Jim Thiel: A Coherent Source Page 6
I have an advantage over users of loudspeakers, or even reviewers of loudspeakers, because I've been able to build up a lot of experience that can correlate measurements with listening. I can make a change to the crossover circuitry and measure the effect that has on performance, then go and listen to what effect it has on the subjective performance. And I've done that tens of thousands of times over the years. You can build up quite an understanding of the correlations between measurements and subjective impressions.
Atkinson: How does it make you feel when you have to deal with issues for which you don't have any engineering tools?
Thiel: I enjoy it. If I could do all of the engineering work with computers and calculations, I would not find it as enjoyable. I like that there's also an intuitive aspect, where you have to incorporate the knowledge that you've gained from experience in addition to what you objectively know. Just because you're doing a subjective evaluation does not mean it's incorrect or different for each person.
My task as a loudspeaker engineer/designer is not to prove to skeptics that these things matter. I don't care if they believe it or not. And I'm not restricted to only using tools that I can prove to them are correct. I only have to prove to myself that these differences are important.
Atkinson: And your chief financial officer.
Thiel: And my customers! [laughs]
Atkinson: What are your priorities in sound quality? Are you trying to get high sensitivity above everything else? Or do you start by trying to get the best stereo imaging? Or are you going for tonal neutrality? Which is most important?
Thiel: I like to think that there's not one that's most important, that there are four broad performance areas that are all important: the tonal fidelity, the spatial fidelity, the transient fidelity, and the dynamic fidelity. There are examples on the market of speakers that are very good in one or two of these areas but poor in other areas, and I don't think that any of those products are truly good products for most people. If a product has a serious limitation in even one of those areas, it makes it very difficult for most people to truly enjoy the musical performance of the product, I feel.
I'd rather have a product that was merely "good" in all respects than one that was great in one respect and poor in another respect. (Of course, I'd prefer to have a product that's great in every respect.) For example, I'm not willing to forgive tonal-response errors in a product just because it images very, very well. Imaging in itself is not a sufficient reason to like a product. And the same would be true of every other performance aspect. I think a speaker needs to be very good in all respects, or at least equally good in all respects.

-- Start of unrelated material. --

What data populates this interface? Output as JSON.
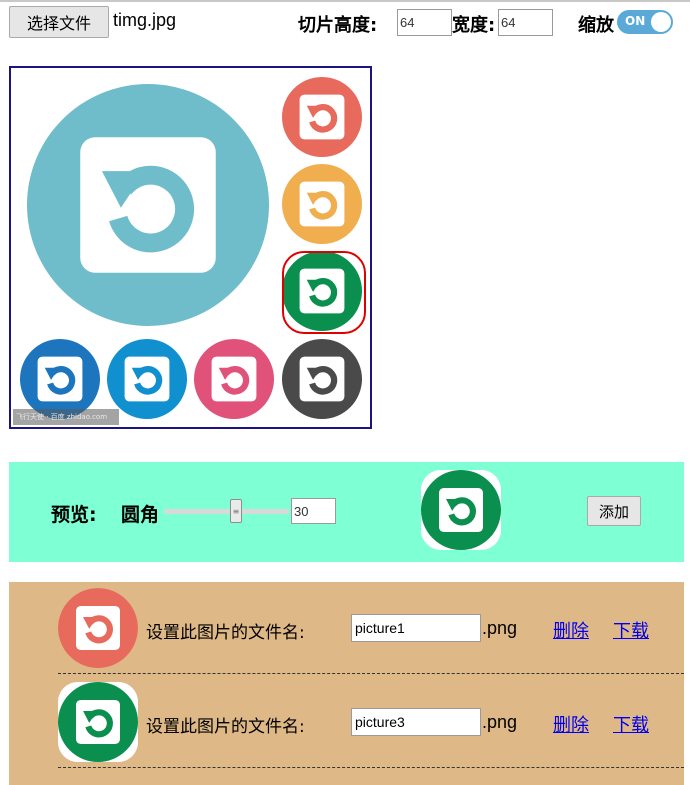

Atkinson: One thing you find with loudspeakers that are overdeveloped in one area but lacking in others is that they start to drastically restrict the types of music that their owner plays.
Thiel: Our goal is the opposite—we want to open the customer up to more musical enjoyment of more types of music.
Atkinson: But as a designer, you don't have an unlimited budget for any of your models, even the most expensive. How do you compromise what you are trying to achieve with the CS6 in order to get a much-more-affordable speaker like the little CS.5?
Thiel: The first thing we'll sacrifice is quantity rather than quality. The first thing I trade off is how loudly will the speaker play, and how big of a room is it intended to play in. The next thing I will trade off is bass extension. I'll be willing to trade off a half-octave, or an octave, or one and a half octaves of deep bass. And at this point, I don't feel that I have yet sacrificed anything in terms of the sound quality. You can go quite far in reducing costs by trading off quantity.
Atkinson: Presumably because there's not a linear relation between bass extension and cost. It's probably more like a square law. Halve the low-frequency extension and you reduce the cost by a factor of four.